Task instructions ::
In your reply, print every line of the listing exactly and omit all images.
Materials provided section start
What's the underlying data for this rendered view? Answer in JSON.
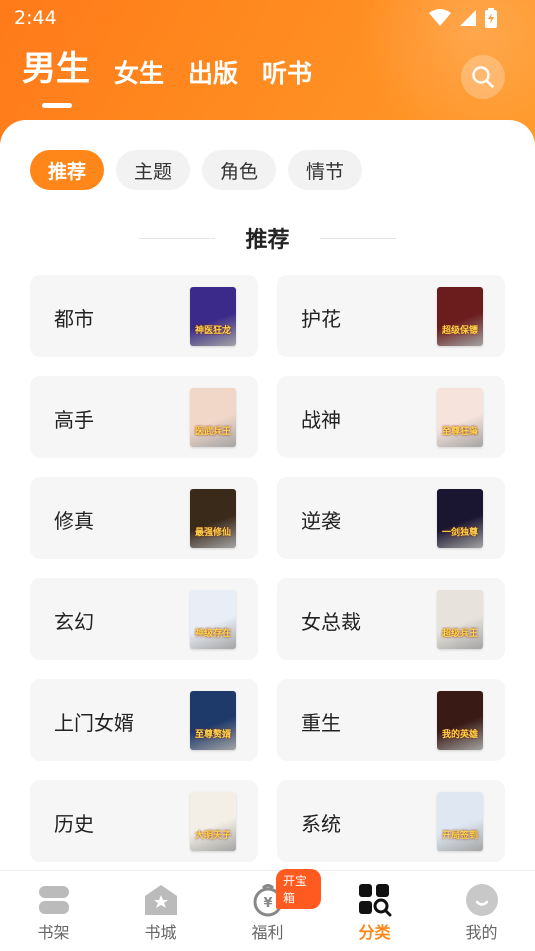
{
  "status": {
    "time": "2:44"
  },
  "tabs": [
    {
      "label": "男生",
      "active": true
    },
    {
      "label": "女生"
    },
    {
      "label": "出版"
    },
    {
      "label": "听书"
    }
  ],
  "chips": [
    {
      "label": "推荐",
      "active": true
    },
    {
      "label": "主题"
    },
    {
      "label": "角色"
    },
    {
      "label": "情节"
    }
  ],
  "section_title": "推荐",
  "categories": [
    {
      "label": "都市",
      "cover_text": "神医狂龙",
      "cover_color": "#3b2a8a"
    },
    {
      "label": "护花",
      "cover_text": "超级保镖",
      "cover_color": "#6b1d1d"
    },
    {
      "label": "高手",
      "cover_text": "医武兵王",
      "cover_color": "#f1d7c8"
    },
    {
      "label": "战神",
      "cover_text": "至尊狂枭",
      "cover_color": "#f6e3dc"
    },
    {
      "label": "修真",
      "cover_text": "最强修仙",
      "cover_color": "#3a2a1a"
    },
    {
      "label": "逆袭",
      "cover_text": "一剑独尊",
      "cover_color": "#1a1530"
    },
    {
      "label": "玄幻",
      "cover_text": "神级存在",
      "cover_color": "#e9eef6"
    },
    {
      "label": "女总裁",
      "cover_text": "超级兵王",
      "cover_color": "#e7e3dc"
    },
    {
      "label": "上门女婿",
      "cover_text": "至尊赘婿",
      "cover_color": "#1e3a6b"
    },
    {
      "label": "重生",
      "cover_text": "我的英雄",
      "cover_color": "#3a1a14"
    },
    {
      "label": "历史",
      "cover_text": "大明天子",
      "cover_color": "#f3efe6"
    },
    {
      "label": "系统",
      "cover_text": "开局签到",
      "cover_color": "#dfe8f2"
    }
  ],
  "nav": [
    {
      "label": "书架",
      "icon": "bookshelf-icon"
    },
    {
      "label": "书城",
      "icon": "store-icon"
    },
    {
      "label": "福利",
      "icon": "welfare-icon",
      "badge": "开宝箱"
    },
    {
      "label": "分类",
      "icon": "category-icon",
      "active": true
    },
    {
      "label": "我的",
      "icon": "profile-icon"
    }
  ],
  "colors": {
    "accent": "#ff8618",
    "header": "#ff7a1a"
  }
}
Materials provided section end
Answer for this exercise ::
What's the underlying data for this rendered view? Answer in JSON.
{
  "status": {
    "time": "2:44"
  },
  "tabs": [
    {
      "label": "男生",
      "active": true
    },
    {
      "label": "女生"
    },
    {
      "label": "出版"
    },
    {
      "label": "听书"
    }
  ],
  "chips": [
    {
      "label": "推荐",
      "active": true
    },
    {
      "label": "主题"
    },
    {
      "label": "角色"
    },
    {
      "label": "情节"
    }
  ],
  "section_title": "推荐",
  "categories": [
    {
      "label": "都市",
      "cover_text": "神医狂龙",
      "cover_color": "#3b2a8a"
    },
    {
      "label": "护花",
      "cover_text": "超级保镖",
      "cover_color": "#6b1d1d"
    },
    {
      "label": "高手",
      "cover_text": "医武兵王",
      "cover_color": "#f1d7c8"
    },
    {
      "label": "战神",
      "cover_text": "至尊狂枭",
      "cover_color": "#f6e3dc"
    },
    {
      "label": "修真",
      "cover_text": "最强修仙",
      "cover_color": "#3a2a1a"
    },
    {
      "label": "逆袭",
      "cover_text": "一剑独尊",
      "cover_color": "#1a1530"
    },
    {
      "label": "玄幻",
      "cover_text": "神级存在",
      "cover_color": "#e9eef6"
    },
    {
      "label": "女总裁",
      "cover_text": "超级兵王",
      "cover_color": "#e7e3dc"
    },
    {
      "label": "上门女婿",
      "cover_text": "至尊赘婿",
      "cover_color": "#1e3a6b"
    },
    {
      "label": "重生",
      "cover_text": "我的英雄",
      "cover_color": "#3a1a14"
    },
    {
      "label": "历史",
      "cover_text": "大明天子",
      "cover_color": "#f3efe6"
    },
    {
      "label": "系统",
      "cover_text": "开局签到",
      "cover_color": "#dfe8f2"
    }
  ],
  "nav": [
    {
      "label": "书架",
      "icon": "bookshelf-icon"
    },
    {
      "label": "书城",
      "icon": "store-icon"
    },
    {
      "label": "福利",
      "icon": "welfare-icon",
      "badge": "开宝箱"
    },
    {
      "label": "分类",
      "icon": "category-icon",
      "active": true
    },
    {
      "label": "我的",
      "icon": "profile-icon"
    }
  ],
  "colors": {
    "accent": "#ff8618",
    "header": "#ff7a1a"
  }
}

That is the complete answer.